Make sure that you are up to date with any changes in the application requirements and understand any restrictions on travel and border closings. Verify with your hotel and airline carrier for refunds if your trip is postponed due to illness or other travel constraints. You should also be prepared for additional screenings and restrictions depending on your destination. And always check with the Centers for Disease Control and Prevention (CDC) for any travel advisors and restrictions placed on other countries and travel guidelines.
Starting Your Digital Nomad Business
In order to determine if becoming a digital nomad is right for you, make sure your business idea can support your new lifestyle. Before you apply for that visa, book your flight or start your apartment search, it is important to have your business plan in place.
Think about your digital nomad business idea, the skills you have and whether you can transform your concept into products and services you can sell. You can start doing this by carrying out a SWOT analysis — look at your strengths, weaknesses, opportunities and threats.
Strengths: your skills, experience, expertise, insight and anything else that can drive business success
Weaknesses: any areas where you lack skills and experience or you believe there may be an internal issue with your digital nomad business idea, products or services
Opportunities: areas where your digital nomad business can grow, get new customers or deliver products and services your clients are likely to need
Threats: external threats from competitors, changing marketplaces, rules and regulations
Validating Your Digital Nomad Products and Services
Before you launch your digital nomad business, you need to understand if there’s a demand for what you’re selling. That means carrying out market research and “validating” your products and services. Here’s how to go about it:
See if there are any market research reports for the particular type of business you’re running. Do some internet searches to pull up market research documents, look at existing marketplaces and learn the opportunities in the space.
Look at who your competitors are in the space — having competitors is a good thing as it shows there’s a market. Bear in mind that you will need to do something to separate yourself from all the other sellers. You must have a unique selling point, more on that next.
Identify your business’s unique selling points (USPs). These are the area that will set you apart from competitors and encourage customers to come to you. You might have better pricing, a higher-quality service, faster delivery or some other special feature.
Validate your products and services. Test if people will commit to spending real money on what you’re selling. See what the existing marketplaces are like and talk to others in the same situation as you.
Get involved with business communities and discussion groups. Ask questions about digital nomad businesses. You can find links to some excellent discussion groups later in the article.
Creating a Business Plan for Your Digital Nomad Business
Finally, create your business plan. Business plans do vary slightly, but they should cover the following areas:
An executive summary with the most important points from your business plan
Your goals and what you hope to achieve with your digital nomad business
A description of your business, background information and context
A market analysis and likely demand
An overview of how your business is structured
Your business model
How you will market and sell your offerings
Financial projections, revenue and profitability
Once you have your ducks in a row and have a plan in place to earn a living abroad, start organizing your trip and make sure to follow the guidelines of your host country.

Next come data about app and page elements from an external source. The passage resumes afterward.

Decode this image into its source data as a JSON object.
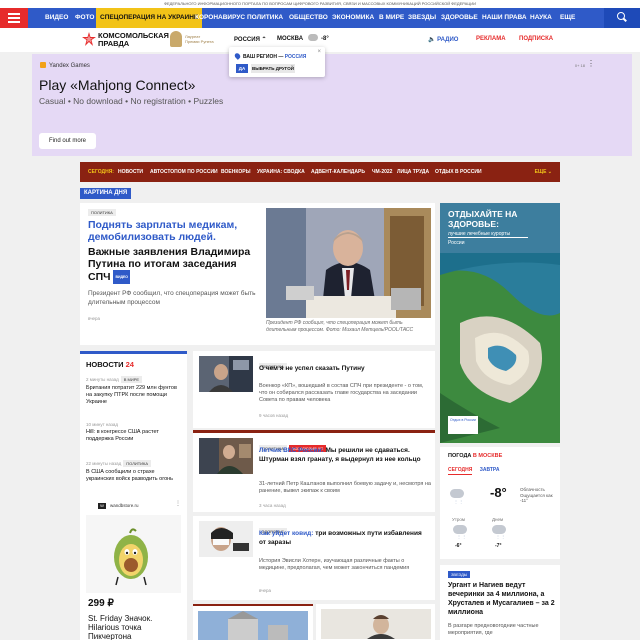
{
  "topstrip": "ФЕДЕРАЛЬНОГО ИНФОРМАЦИОННОГО ПОРТАЛА ПО ВОПРОСАМ ЦИФРОВОГО РАЗВИТИЯ, СВЯЗИ И МАССОВЫХ КОММУНИКАЦИЙ РОССИЙСКОЙ ФЕДЕРАЦИИ",
  "nav": {
    "items": [
      "ВИДЕО",
      "ФОТО",
      "СПЕЦОПЕРАЦИЯ НА УКРАИНЕ",
      "КОРОНАВИРУС",
      "ПОЛИТИКА",
      "ОБЩЕСТВО",
      "ЭКОНОМИКА",
      "В МИРЕ",
      "ЗВЕЗДЫ",
      "ЗДОРОВЬЕ",
      "НАШИ ПРАВА",
      "НАУКА",
      "ЕЩЕ"
    ]
  },
  "header": {
    "logo_line1": "КОМСОМОЛЬСКАЯ",
    "logo_line2": "ПРАВДА",
    "award_line1": "Лауреат",
    "award_line2": "Премии Рунета",
    "city_selector": "РОССИЯ",
    "city_current": "МОСКВА",
    "temperature": "-8°",
    "radio": "РАДИО",
    "reklama": "РЕКЛАМА",
    "podpiska": "ПОДПИСКА"
  },
  "region_popup": {
    "question": "ВАШ РЕГИОН —",
    "region": "РОССИЯ",
    "yes": "ДА",
    "other": "ВЫБРАТЬ ДРУГОЙ",
    "close": "×"
  },
  "ad": {
    "brand": "Yandex Games",
    "title": "Play «Mahjong Connect»",
    "subtitle": "Casual • No download • No registration • Puzzles",
    "button": "Find out more",
    "age": "0+ 18"
  },
  "secnav": {
    "today": "СЕГОДНЯ:",
    "items": [
      "НОВОСТИ",
      "АВТОСТОПОМ ПО РОССИИ",
      "ВОЕНКОРЫ",
      "УКРАИНА: СВОДКА",
      "АДВЕНТ-КАЛЕНДАРЬ",
      "ЧМ-2022",
      "ЛИЦА ТРУДА",
      "ОТДЫХ В РОССИИ"
    ],
    "more": "ЕЩЕ"
  },
  "kartina": "КАРТИНА ДНЯ",
  "feature": {
    "tag": "ПОЛИТИКА",
    "title_blue": "Поднять зарплаты медикам, демобилизовать людей.",
    "title_black": "Важные заявления Владимира Путина по итогам заседания СПЧ",
    "video": "ВИДЕО",
    "lead": "Президент РФ сообщил, что спецоперация может быть длительным процессом",
    "time": "вчера",
    "caption": "Президент РФ сообщил, что спецоперация может быть длительным процессом. Фото: Михаил Метцель/POOL/ТАСС"
  },
  "adv_right": {
    "title": "ОТДЫХАЙТЕ НА ЗДОРОВЬЕ:",
    "sub1": "лучшие лечебные курорты",
    "sub2": "России",
    "badge": "Отдых в России"
  },
  "news": {
    "header": "НОВОСТИ",
    "count": "24",
    "items": [
      {
        "time": "2 минуты назад",
        "tag": "В МИРЕ",
        "text": "Британия потратит 229 млн фунтов на закупку ПТРК после помощи Украине"
      },
      {
        "time": "10 минут назад",
        "tag": "В МИРЕ",
        "text": "Hill: в конгрессе США растет поддержка России"
      },
      {
        "time": "22 минуты назад",
        "tag": "ПОЛИТИКА",
        "text": "В США сообщили о страхе украинских войск разводить огонь"
      }
    ],
    "product": {
      "shop_logo": "W",
      "site": "wandbstore.ru",
      "price": "299 ₽",
      "name": "St. Friday Значок. Hilarious точка Пикчертона"
    }
  },
  "cards": [
    {
      "tags": [
        "ПОЛИТИКА"
      ],
      "title_blue": "",
      "title": "О чем я не успел сказать Путину",
      "lead": "Военкор «КП», вошедший в состав СПЧ при президенте - о том, что он собирался рассказать главе государства на заседании Совета по правам человека",
      "time": "9 часов назад"
    },
    {
      "tags": [
        "ПОЛИТИКА",
        "ЭКСКЛЮЗИВ КП"
      ],
      "title_blue": "Летчик ВКС России:",
      "title": "Мы решили не сдаваться. Штурман взял гранату, я выдернул из нее кольцо",
      "lead": "31-летний Петр Каштанов выполнил боевую задачу и, несмотря на ранение, вывел экипаж к своим",
      "time": "3 часа назад"
    },
    {
      "tags": [
        "ЗДОРОВЬЕ"
      ],
      "title_blue": "Как уйдет ковид:",
      "title": "три возможных пути избавления от заразы",
      "lead": "История Эвисли Хотерн, изучающая различные факты о медицине, предполагая, чем может закончиться пандемия",
      "time": "вчера"
    }
  ],
  "weather": {
    "header": "ПОГОДА",
    "city": "В МОСКВЕ",
    "tab_today": "СЕГОДНЯ",
    "tab_tomorrow": "ЗАВТРА",
    "now": "-8°",
    "desc": "Облачность Ощущается как -11°",
    "morning_label": "Утром",
    "morning": "-6°",
    "day_label": "Днем",
    "day": "-7°"
  },
  "promo": {
    "tag": "ЗВЕЗДЫ",
    "title": "Ургант и Нагиев ведут вечеринки за 4 миллиона, а Хрусталев и Мусагалиев – за 2 миллиона",
    "lead": "В разгаре предновогодние частные мероприятия, где"
  },
  "colors": {
    "brand_blue": "#2f5ac8",
    "brand_red": "#e62b2b",
    "accent_yellow": "#f2c318",
    "section_brown": "#8a2212",
    "ad_lilac": "#e5d9f5"
  }
}
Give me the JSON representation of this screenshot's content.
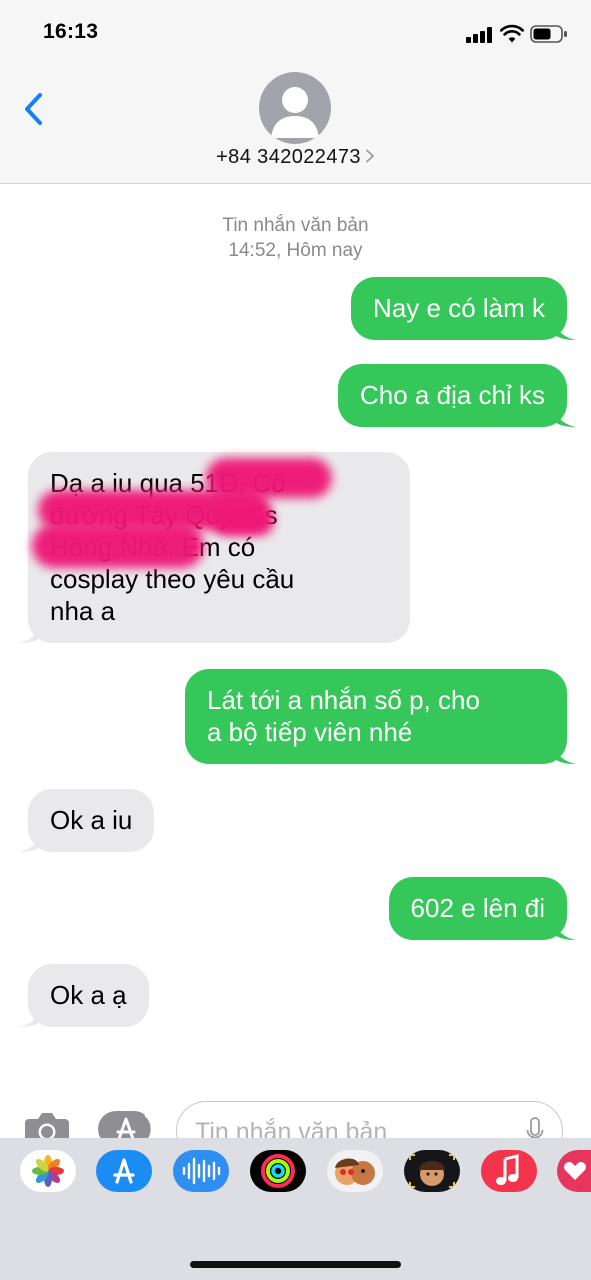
{
  "status_bar": {
    "time": "16:13"
  },
  "header": {
    "contact": "+84 342022473"
  },
  "conversation": {
    "service_label": "Tin nhắn văn bản",
    "timestamp": "14:52, Hôm nay",
    "messages": [
      {
        "direction": "outgoing",
        "text": "Nay e có làm k"
      },
      {
        "direction": "outgoing",
        "text": "Cho a địa chỉ ks"
      },
      {
        "direction": "incoming",
        "lines": [
          "Dạ a iu qua 51D, Cô",
          "đường Tây Quý. Ks",
          "Hồng Nhã. Em có",
          "cosplay theo yêu cầu",
          "nha a"
        ],
        "partially_redacted": true
      },
      {
        "direction": "outgoing",
        "lines": [
          "Lát tới a nhắn số p, cho",
          "a bộ tiếp viên nhé"
        ]
      },
      {
        "direction": "incoming",
        "text": "Ok a iu"
      },
      {
        "direction": "outgoing",
        "text": "602 e lên đi"
      },
      {
        "direction": "incoming",
        "text": "Ok a ạ"
      }
    ]
  },
  "composer": {
    "placeholder": "Tin nhắn văn bản",
    "value": ""
  },
  "app_drawer": {
    "apps": [
      "photos-icon",
      "app-store-icon",
      "audio-message-icon",
      "activity-icon",
      "memoji-stickers-icon",
      "animoji-icon",
      "music-icon",
      "digital-touch-icon"
    ]
  },
  "colors": {
    "outgoing_bubble": "#35c759",
    "incoming_bubble": "#e9e9eb",
    "accent": "#147efb",
    "redaction": "#ee1877"
  }
}
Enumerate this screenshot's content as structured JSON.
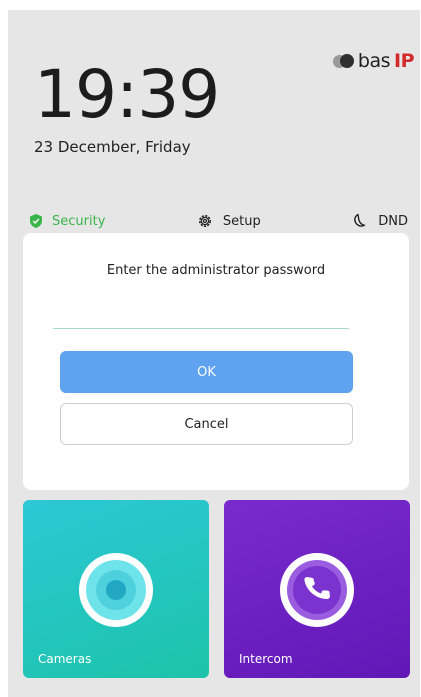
{
  "header": {
    "logo_text": "bas",
    "logo_ip": "IP",
    "time": "19:39",
    "date": "23 December, Friday"
  },
  "status_bar": {
    "security_label": "Security",
    "setup_label": "Setup",
    "dnd_label": "DND"
  },
  "dialog": {
    "title": "Enter the administrator password",
    "password_value": "",
    "ok_label": "OK",
    "cancel_label": "Cancel"
  },
  "tiles": {
    "cameras_label": "Cameras",
    "intercom_label": "Intercom"
  },
  "colors": {
    "security_green": "#3ab54a",
    "ok_blue": "#5fa2f0",
    "cameras_teal": "#1dc3b6",
    "intercom_purple": "#6a1fc0",
    "logo_red": "#d22a2a"
  },
  "icons": {
    "security": "shield-icon",
    "setup": "gear-icon",
    "dnd": "moon-icon",
    "cameras": "camera-lens-icon",
    "intercom": "phone-icon"
  }
}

It takes a special type of person to become a digital nomad, but the best path for success often comes with a solid plan.
Peter Mavrikis is an author and editor with over 25 years of experience in publishing. He has worked as the Editorial Director for Barron’s Educational Series, as well as Kaplan Test Prep, where he ran the test prep, foreign language, and study guide divisions. Peter has also written several books on history, exploration, science, and technology.